** Opening Listed records block **

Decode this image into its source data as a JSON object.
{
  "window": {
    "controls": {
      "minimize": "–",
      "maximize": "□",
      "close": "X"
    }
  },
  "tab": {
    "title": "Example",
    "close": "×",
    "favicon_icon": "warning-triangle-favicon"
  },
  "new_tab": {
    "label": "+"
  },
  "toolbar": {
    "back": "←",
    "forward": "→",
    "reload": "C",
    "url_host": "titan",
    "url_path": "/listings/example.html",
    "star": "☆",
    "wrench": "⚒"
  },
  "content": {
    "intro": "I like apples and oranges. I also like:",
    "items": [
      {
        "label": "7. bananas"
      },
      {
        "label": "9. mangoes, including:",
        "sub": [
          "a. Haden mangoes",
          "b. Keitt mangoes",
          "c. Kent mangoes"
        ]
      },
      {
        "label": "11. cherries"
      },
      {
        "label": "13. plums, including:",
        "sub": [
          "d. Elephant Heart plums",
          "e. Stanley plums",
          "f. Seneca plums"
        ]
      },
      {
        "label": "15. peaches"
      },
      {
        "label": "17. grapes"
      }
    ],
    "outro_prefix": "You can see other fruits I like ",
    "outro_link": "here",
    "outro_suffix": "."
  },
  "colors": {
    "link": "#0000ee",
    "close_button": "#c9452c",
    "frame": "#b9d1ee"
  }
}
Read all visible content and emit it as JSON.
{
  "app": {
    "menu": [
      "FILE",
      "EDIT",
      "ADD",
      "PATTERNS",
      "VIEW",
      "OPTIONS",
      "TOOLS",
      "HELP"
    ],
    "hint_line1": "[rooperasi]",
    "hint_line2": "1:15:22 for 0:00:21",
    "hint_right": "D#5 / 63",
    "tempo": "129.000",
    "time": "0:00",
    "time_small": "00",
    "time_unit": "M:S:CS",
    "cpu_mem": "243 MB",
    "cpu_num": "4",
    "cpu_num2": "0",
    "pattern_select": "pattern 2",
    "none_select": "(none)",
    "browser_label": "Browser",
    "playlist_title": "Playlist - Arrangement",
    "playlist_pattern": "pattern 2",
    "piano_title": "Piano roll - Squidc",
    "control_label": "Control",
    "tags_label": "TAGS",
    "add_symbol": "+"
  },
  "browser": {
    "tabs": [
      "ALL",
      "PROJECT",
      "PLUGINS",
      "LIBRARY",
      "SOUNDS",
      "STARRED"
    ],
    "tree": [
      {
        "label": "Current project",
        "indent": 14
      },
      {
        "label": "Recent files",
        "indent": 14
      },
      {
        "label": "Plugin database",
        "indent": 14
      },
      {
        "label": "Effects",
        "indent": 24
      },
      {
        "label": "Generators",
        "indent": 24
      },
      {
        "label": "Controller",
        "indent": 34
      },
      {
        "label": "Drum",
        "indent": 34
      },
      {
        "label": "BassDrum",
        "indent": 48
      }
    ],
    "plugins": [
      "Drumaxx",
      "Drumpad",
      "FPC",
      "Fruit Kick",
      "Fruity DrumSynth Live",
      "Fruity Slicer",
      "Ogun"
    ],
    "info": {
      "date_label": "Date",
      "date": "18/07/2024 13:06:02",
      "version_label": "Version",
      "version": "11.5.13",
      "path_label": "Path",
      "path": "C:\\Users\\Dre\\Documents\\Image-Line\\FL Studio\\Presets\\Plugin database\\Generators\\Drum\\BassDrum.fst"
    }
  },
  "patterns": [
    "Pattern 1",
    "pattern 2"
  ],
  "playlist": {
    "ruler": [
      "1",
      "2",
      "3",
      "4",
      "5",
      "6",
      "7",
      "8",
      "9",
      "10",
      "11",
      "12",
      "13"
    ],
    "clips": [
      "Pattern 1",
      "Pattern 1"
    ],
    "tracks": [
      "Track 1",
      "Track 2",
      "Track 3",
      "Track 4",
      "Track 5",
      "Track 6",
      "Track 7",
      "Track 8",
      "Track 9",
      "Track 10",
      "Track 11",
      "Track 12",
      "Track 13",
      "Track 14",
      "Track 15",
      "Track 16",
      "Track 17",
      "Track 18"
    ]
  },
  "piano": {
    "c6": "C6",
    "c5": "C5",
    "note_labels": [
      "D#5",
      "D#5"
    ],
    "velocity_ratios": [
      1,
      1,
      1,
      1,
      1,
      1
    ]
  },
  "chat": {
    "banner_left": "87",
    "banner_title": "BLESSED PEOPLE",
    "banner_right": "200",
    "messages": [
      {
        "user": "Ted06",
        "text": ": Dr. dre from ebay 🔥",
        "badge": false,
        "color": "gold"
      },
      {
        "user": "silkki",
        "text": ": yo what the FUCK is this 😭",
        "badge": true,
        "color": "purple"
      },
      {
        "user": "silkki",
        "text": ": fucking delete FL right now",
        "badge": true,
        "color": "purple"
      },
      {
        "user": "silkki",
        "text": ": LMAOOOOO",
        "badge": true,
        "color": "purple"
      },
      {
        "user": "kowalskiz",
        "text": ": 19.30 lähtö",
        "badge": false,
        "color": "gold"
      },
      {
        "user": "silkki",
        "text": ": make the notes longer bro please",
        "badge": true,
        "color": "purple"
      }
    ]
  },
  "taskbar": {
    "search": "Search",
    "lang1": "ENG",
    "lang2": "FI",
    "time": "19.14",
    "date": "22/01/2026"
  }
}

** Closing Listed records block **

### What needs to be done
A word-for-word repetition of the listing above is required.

### Result of the task
Decode this image into its source data as a JSON object.
{
  "window": {
    "controls": {
      "minimize": "–",
      "maximize": "□",
      "close": "X"
    }
  },
  "tab": {
    "title": "Example",
    "close": "×",
    "favicon_icon": "warning-triangle-favicon"
  },
  "new_tab": {
    "label": "+"
  },
  "toolbar": {
    "back": "←",
    "forward": "→",
    "reload": "C",
    "url_host": "titan",
    "url_path": "/listings/example.html",
    "star": "☆",
    "wrench": "⚒"
  },
  "content": {
    "intro": "I like apples and oranges. I also like:",
    "items": [
      {
        "label": "7. bananas"
      },
      {
        "label": "9. mangoes, including:",
        "sub": [
          "a. Haden mangoes",
          "b. Keitt mangoes",
          "c. Kent mangoes"
        ]
      },
      {
        "label": "11. cherries"
      },
      {
        "label": "13. plums, including:",
        "sub": [
          "d. Elephant Heart plums",
          "e. Stanley plums",
          "f. Seneca plums"
        ]
      },
      {
        "label": "15. peaches"
      },
      {
        "label": "17. grapes"
      }
    ],
    "outro_prefix": "You can see other fruits I like ",
    "outro_link": "here",
    "outro_suffix": "."
  },
  "colors": {
    "link": "#0000ee",
    "close_button": "#c9452c",
    "frame": "#b9d1ee"
  }
}
Read all visible content and emit it as JSON.
{
  "app": {
    "menu": [
      "FILE",
      "EDIT",
      "ADD",
      "PATTERNS",
      "VIEW",
      "OPTIONS",
      "TOOLS",
      "HELP"
    ],
    "hint_line1": "[rooperasi]",
    "hint_line2": "1:15:22 for 0:00:21",
    "hint_right": "D#5 / 63",
    "tempo": "129.000",
    "time": "0:00",
    "time_small": "00",
    "time_unit": "M:S:CS",
    "cpu_mem": "243 MB",
    "cpu_num": "4",
    "cpu_num2": "0",
    "pattern_select": "pattern 2",
    "none_select": "(none)",
    "browser_label": "Browser",
    "playlist_title": "Playlist - Arrangement",
    "playlist_pattern": "pattern 2",
    "piano_title": "Piano roll - Squidc",
    "control_label": "Control",
    "tags_label": "TAGS",
    "add_symbol": "+"
  },
  "browser": {
    "tabs": [
      "ALL",
      "PROJECT",
      "PLUGINS",
      "LIBRARY",
      "SOUNDS",
      "STARRED"
    ],
    "tree": [
      {
        "label": "Current project",
        "indent": 14
      },
      {
        "label": "Recent files",
        "indent": 14
      },
      {
        "label": "Plugin database",
        "indent": 14
      },
      {
        "label": "Effects",
        "indent": 24
      },
      {
        "label": "Generators",
        "indent": 24
      },
      {
        "label": "Controller",
        "indent": 34
      },
      {
        "label": "Drum",
        "indent": 34
      },
      {
        "label": "BassDrum",
        "indent": 48
      }
    ],
    "plugins": [
      "Drumaxx",
      "Drumpad",
      "FPC",
      "Fruit Kick",
      "Fruity DrumSynth Live",
      "Fruity Slicer",
      "Ogun"
    ],
    "info": {
      "date_label": "Date",
      "date": "18/07/2024 13:06:02",
      "version_label": "Version",
      "version": "11.5.13",
      "path_label": "Path",
      "path": "C:\\Users\\Dre\\Documents\\Image-Line\\FL Studio\\Presets\\Plugin database\\Generators\\Drum\\BassDrum.fst"
    }
  },
  "patterns": [
    "Pattern 1",
    "pattern 2"
  ],
  "playlist": {
    "ruler": [
      "1",
      "2",
      "3",
      "4",
      "5",
      "6",
      "7",
      "8",
      "9",
      "10",
      "11",
      "12",
      "13"
    ],
    "clips": [
      "Pattern 1",
      "Pattern 1"
    ],
    "tracks": [
      "Track 1",
      "Track 2",
      "Track 3",
      "Track 4",
      "Track 5",
      "Track 6",
      "Track 7",
      "Track 8",
      "Track 9",
      "Track 10",
      "Track 11",
      "Track 12",
      "Track 13",
      "Track 14",
      "Track 15",
      "Track 16",
      "Track 17",
      "Track 18"
    ]
  },
  "piano": {
    "c6": "C6",
    "c5": "C5",
    "note_labels": [
      "D#5",
      "D#5"
    ],
    "velocity_ratios": [
      1,
      1,
      1,
      1,
      1,
      1
    ]
  },
  "chat": {
    "banner_left": "87",
    "banner_title": "BLESSED PEOPLE",
    "banner_right": "200",
    "messages": [
      {
        "user": "Ted06",
        "text": ": Dr. dre from ebay 🔥",
        "badge": false,
        "color": "gold"
      },
      {
        "user": "silkki",
        "text": ": yo what the FUCK is this 😭",
        "badge": true,
        "color": "purple"
      },
      {
        "user": "silkki",
        "text": ": fucking delete FL right now",
        "badge": true,
        "color": "purple"
      },
      {
        "user": "silkki",
        "text": ": LMAOOOOO",
        "badge": true,
        "color": "purple"
      },
      {
        "user": "kowalskiz",
        "text": ": 19.30 lähtö",
        "badge": false,
        "color": "gold"
      },
      {
        "user": "silkki",
        "text": ": make the notes longer bro please",
        "badge": true,
        "color": "purple"
      }
    ]
  },
  "taskbar": {
    "search": "Search",
    "lang1": "ENG",
    "lang2": "FI",
    "time": "19.14",
    "date": "22/01/2026"
  }
}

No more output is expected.